Some time into this charade it appeared that Cllr Sarah Whitebread (the proposer) became uncomfortable with the Monster she had summoned and turned plaintively to Cllr Moss-Eccardt for assistance in somehow banishing it to the netherworld from whence it came. He, the grand puppet master, grinning like a cheshire cat and bouncing up and down like Winnie’s friend Tigger (with whom he equates himself on his home page) was enjoying the spectacle far too much to notice.
End result – no pointless change in the rules was agreed. A predictable and sensible result but that didn’t stop Cllr. Moss-Eccardt interrupting the chairman (again) with his erstwhile cry of: “I protest”. One too many coffees with his Weetabix, methinks.
What I Will Be Doing
During the course of the council meeting we were informed what our posts and committee memberships would be for the forthcoming council term. We’ve all recently had to fill in forms about our previous experience and interests so that the Powers That Be have information to hand and can make informed decisions. Now I’ve got to admit I wondered how effective this was going to be. Cllr. Jill Tuck (Leader of the Council) is clearly a smart lady and knows a thing or two about all this (a darn sight more than I do, to be sure) but I wasn’t sure how well she knew me. I couldn’t shake the idea that I’d end up poorly placed or stuffed uncomfortably into the wrong job, a square peg in a round hole as it were. As it turns out I’ve been given four’positions’:
Children & Young People – Policy Development Group
Growth & Environment – Policy Development Group
Traffic Management Area Joint Committee (Fenland)
Corporate Services – Scrutiny Committee
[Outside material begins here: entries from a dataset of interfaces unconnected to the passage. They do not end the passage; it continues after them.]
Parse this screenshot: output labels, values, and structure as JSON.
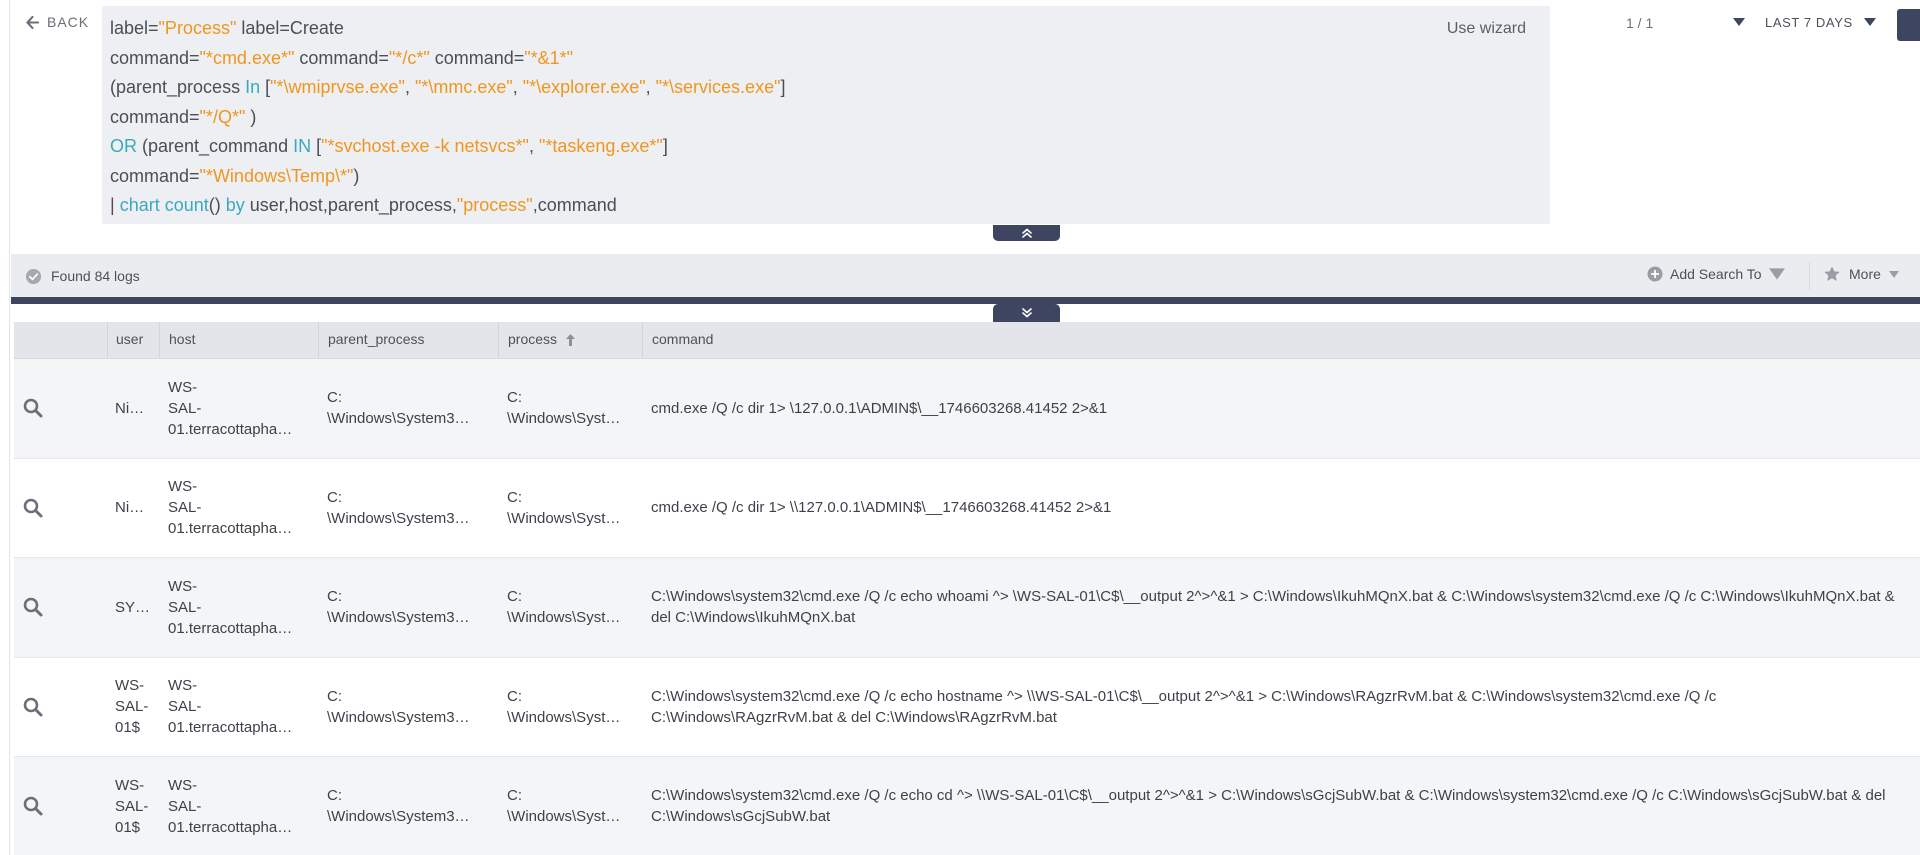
{
  "nav": {
    "back_label": "BACK"
  },
  "query": {
    "use_wizard_label": "Use wizard",
    "lines": [
      [
        {
          "t": "label=",
          "c": "plain"
        },
        {
          "t": "\"Process\"",
          "c": "str"
        },
        {
          "t": " label=Create",
          "c": "plain"
        }
      ],
      [
        {
          "t": "command=",
          "c": "plain"
        },
        {
          "t": "\"*cmd.exe*\"",
          "c": "str"
        },
        {
          "t": " command=",
          "c": "plain"
        },
        {
          "t": "\"*/c*\"",
          "c": "str"
        },
        {
          "t": " command=",
          "c": "plain"
        },
        {
          "t": "\"*&1*\"",
          "c": "str"
        }
      ],
      [
        {
          "t": "(parent_process ",
          "c": "plain"
        },
        {
          "t": "In",
          "c": "kw"
        },
        {
          "t": " [",
          "c": "plain"
        },
        {
          "t": "\"*\\wmiprvse.exe\"",
          "c": "str"
        },
        {
          "t": ", ",
          "c": "plain"
        },
        {
          "t": "\"*\\mmc.exe\"",
          "c": "str"
        },
        {
          "t": ", ",
          "c": "plain"
        },
        {
          "t": "\"*\\explorer.exe\"",
          "c": "str"
        },
        {
          "t": ", ",
          "c": "plain"
        },
        {
          "t": "\"*\\services.exe\"",
          "c": "str"
        },
        {
          "t": "]",
          "c": "plain"
        }
      ],
      [
        {
          "t": "command=",
          "c": "plain"
        },
        {
          "t": "\"*/Q*\"",
          "c": "str"
        },
        {
          "t": " )",
          "c": "plain"
        }
      ],
      [
        {
          "t": "OR",
          "c": "kw"
        },
        {
          "t": " (parent_command ",
          "c": "plain"
        },
        {
          "t": "IN",
          "c": "kw"
        },
        {
          "t": " [",
          "c": "plain"
        },
        {
          "t": "\"*svchost.exe -k netsvcs*\"",
          "c": "str"
        },
        {
          "t": ", ",
          "c": "plain"
        },
        {
          "t": "\"*taskeng.exe*\"",
          "c": "str"
        },
        {
          "t": "]",
          "c": "plain"
        }
      ],
      [
        {
          "t": "command=",
          "c": "plain"
        },
        {
          "t": "\"*Windows\\Temp\\*\"",
          "c": "str"
        },
        {
          "t": ")",
          "c": "plain"
        }
      ],
      [
        {
          "t": "| ",
          "c": "plain"
        },
        {
          "t": "chart count",
          "c": "kw"
        },
        {
          "t": "() ",
          "c": "plain"
        },
        {
          "t": "by",
          "c": "kw"
        },
        {
          "t": " user,host,parent_process,",
          "c": "plain"
        },
        {
          "t": "\"process\"",
          "c": "str"
        },
        {
          "t": ",command",
          "c": "plain"
        }
      ]
    ]
  },
  "pager": {
    "label": "1 / 1"
  },
  "time_range": {
    "label": "LAST 7 DAYS"
  },
  "results": {
    "found_label": "Found 84 logs",
    "add_search_label": "Add Search To",
    "more_label": "More"
  },
  "table": {
    "columns": [
      "",
      "user",
      "host",
      "parent_process",
      "process",
      "command"
    ],
    "sorted_column": "process",
    "rows": [
      {
        "user": "Ni…",
        "host": "WS-\nSAL-\n01.terracottapha…",
        "parent_process": "C:\n\\Windows\\System3…",
        "process": "C:\n\\Windows\\Syst…",
        "command": "cmd.exe /Q /c dir 1> \\127.0.0.1\\ADMIN$\\__1746603268.41452 2>&1"
      },
      {
        "user": "Ni…",
        "host": "WS-\nSAL-\n01.terracottapha…",
        "parent_process": "C:\n\\Windows\\System3…",
        "process": "C:\n\\Windows\\Syst…",
        "command": "cmd.exe /Q /c dir 1> \\\\127.0.0.1\\ADMIN$\\__1746603268.41452 2>&1"
      },
      {
        "user": "SY…",
        "host": "WS-\nSAL-\n01.terracottapha…",
        "parent_process": "C:\n\\Windows\\System3…",
        "process": "C:\n\\Windows\\Syst…",
        "command": "C:\\Windows\\system32\\cmd.exe /Q /c echo whoami ^> \\WS-SAL-01\\C$\\__output 2^>^&1 > C:\\Windows\\IkuhMQnX.bat & C:\\Windows\\system32\\cmd.exe /Q /c C:\\Windows\\IkuhMQnX.bat & del C:\\Windows\\IkuhMQnX.bat"
      },
      {
        "user": "WS-\nSAL-\n01$",
        "host": "WS-\nSAL-\n01.terracottapha…",
        "parent_process": "C:\n\\Windows\\System3…",
        "process": "C:\n\\Windows\\Syst…",
        "command": "C:\\Windows\\system32\\cmd.exe /Q /c echo hostname ^> \\\\WS-SAL-01\\C$\\__output 2^>^&1 > C:\\Windows\\RAgzrRvM.bat & C:\\Windows\\system32\\cmd.exe /Q /c C:\\Windows\\RAgzrRvM.bat & del C:\\Windows\\RAgzrRvM.bat"
      },
      {
        "user": "WS-\nSAL-\n01$",
        "host": "WS-\nSAL-\n01.terracottapha…",
        "parent_process": "C:\n\\Windows\\System3…",
        "process": "C:\n\\Windows\\Syst…",
        "command": "C:\\Windows\\system32\\cmd.exe /Q /c echo cd ^> \\\\WS-SAL-01\\C$\\__output 2^>^&1 > C:\\Windows\\sGcjSubW.bat & C:\\Windows\\system32\\cmd.exe /Q /c C:\\Windows\\sGcjSubW.bat & del C:\\Windows\\sGcjSubW.bat"
      }
    ]
  },
  "colors": {
    "accent_dark": "#3e4561",
    "query_string": "#f0961e",
    "query_keyword": "#3aa9bf"
  },
  "icons": {
    "back": "arrow-left-icon",
    "found": "check-circle-icon",
    "add_search": "plus-circle-icon",
    "more": "star-icon",
    "row_action": "magnifier-icon",
    "sort": "arrow-up-icon",
    "collapse_up": "double-chevron-up-icon",
    "collapse_down": "double-chevron-down-icon"
  }
}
I’ll admit to being very pleasantly surprised. I expect, if I’d chosen the positions myself, my own selections wouldn’t have been far off these. It’s very encouraging for me to see that our county leadership, even with the little exposure they’ve had to me, seem to have understood my experience and strengths well. I just hope my colleagues don’t mind a little radical thinking. I’m a Conservative Libertarian and I strongly favour localism, as per the gospel of Mssrs. Hannan and Carswell. As such, I think I might be a little different to some of my more traditionally Conservative peers. From what I’ve seen so far, the Conservative Council are a broad church with very open minds. I hope, as somebody who hasn’t come up the “usual” path into County Council, I might have a fresh (or at least different) viewpoint to offer. In the end, I can only do my best for the people of my division and for the council as a whole. Let’s hope that’s enough!